Jen Anthony is a Licensed Marriage and Family Therapist. As a therapist, Ms. Anthony has extensive experience in working with families, individuals and teens facing complex family dynamics. Her clinical experience includes treating anxiety, depression and substance abuse, among other areas of clinical focus. She supports individuals in developing effective communication skills and healthy coping behaviors to promote success in relationships. Her educational background includes a Master’s Degree in Marriage and Family Therapy from Chapman University. Ms. Anthony resides in San Clemente with her husband of twenty-three years and her two children.

“It’s fine” in a way that says things aren’t okay.

As she bangs down the hall lugging a ladder with a handful of nine-volt batteries in search of a chirping smoke detector, she appears irritated. The barrier is that you are waiting for a request while she thinks you SHOULD notice and offer help. A noteworthy fact: The U.S. Open is playing on the television.

You ask, “What’s wrong?” and she replies, “Nothing.”

At this point, you may take her for her word, but something is actually wrong. She’s perfectly capable of solving this issue. However, she’s thinking all sorts of thoughts that range from “He doesn’t care. He doesn’t even notice the chirping” to “I’m doing all of this work while he just sits there enjoying golf.”

“You go ahead, Steve*. I’m good.” (using your name)

Her anger’s growing. There’s another emotion here: neglect or hurt. She thinks you may not care about something important to her and remains obstinate about making a request. You want her to use words. The conflict: she wants you to demonstrate you care through your behavior by offering to help.  

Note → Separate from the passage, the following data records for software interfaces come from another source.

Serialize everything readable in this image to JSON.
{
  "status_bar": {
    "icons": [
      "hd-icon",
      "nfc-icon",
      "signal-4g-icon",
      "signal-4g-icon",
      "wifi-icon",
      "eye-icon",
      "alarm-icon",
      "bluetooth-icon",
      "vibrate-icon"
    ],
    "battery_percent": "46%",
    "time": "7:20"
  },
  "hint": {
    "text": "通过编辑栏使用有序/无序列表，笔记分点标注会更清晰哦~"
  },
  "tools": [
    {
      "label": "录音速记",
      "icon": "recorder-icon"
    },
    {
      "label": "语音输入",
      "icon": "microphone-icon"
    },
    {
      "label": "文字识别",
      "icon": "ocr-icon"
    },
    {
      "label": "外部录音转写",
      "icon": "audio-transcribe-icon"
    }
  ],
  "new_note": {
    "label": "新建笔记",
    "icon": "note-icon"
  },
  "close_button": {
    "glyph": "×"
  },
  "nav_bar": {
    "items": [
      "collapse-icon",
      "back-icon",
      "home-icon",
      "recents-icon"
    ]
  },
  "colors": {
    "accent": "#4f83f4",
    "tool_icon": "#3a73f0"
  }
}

*Steve’s name has been changed

Nothing. You hear a big SIGHHH that resembles a huff.

She would love for you to do this task. You: “Babe, could I help with that?” Sigh. “That would be great. That noise is driving me crazy.” Empathize (even if you didn’t notice the chirping, acknowledge her feelings): “I get it. That’s irritating.” Set a limit next: “Could it wait until the commercial?” She: “Sure.”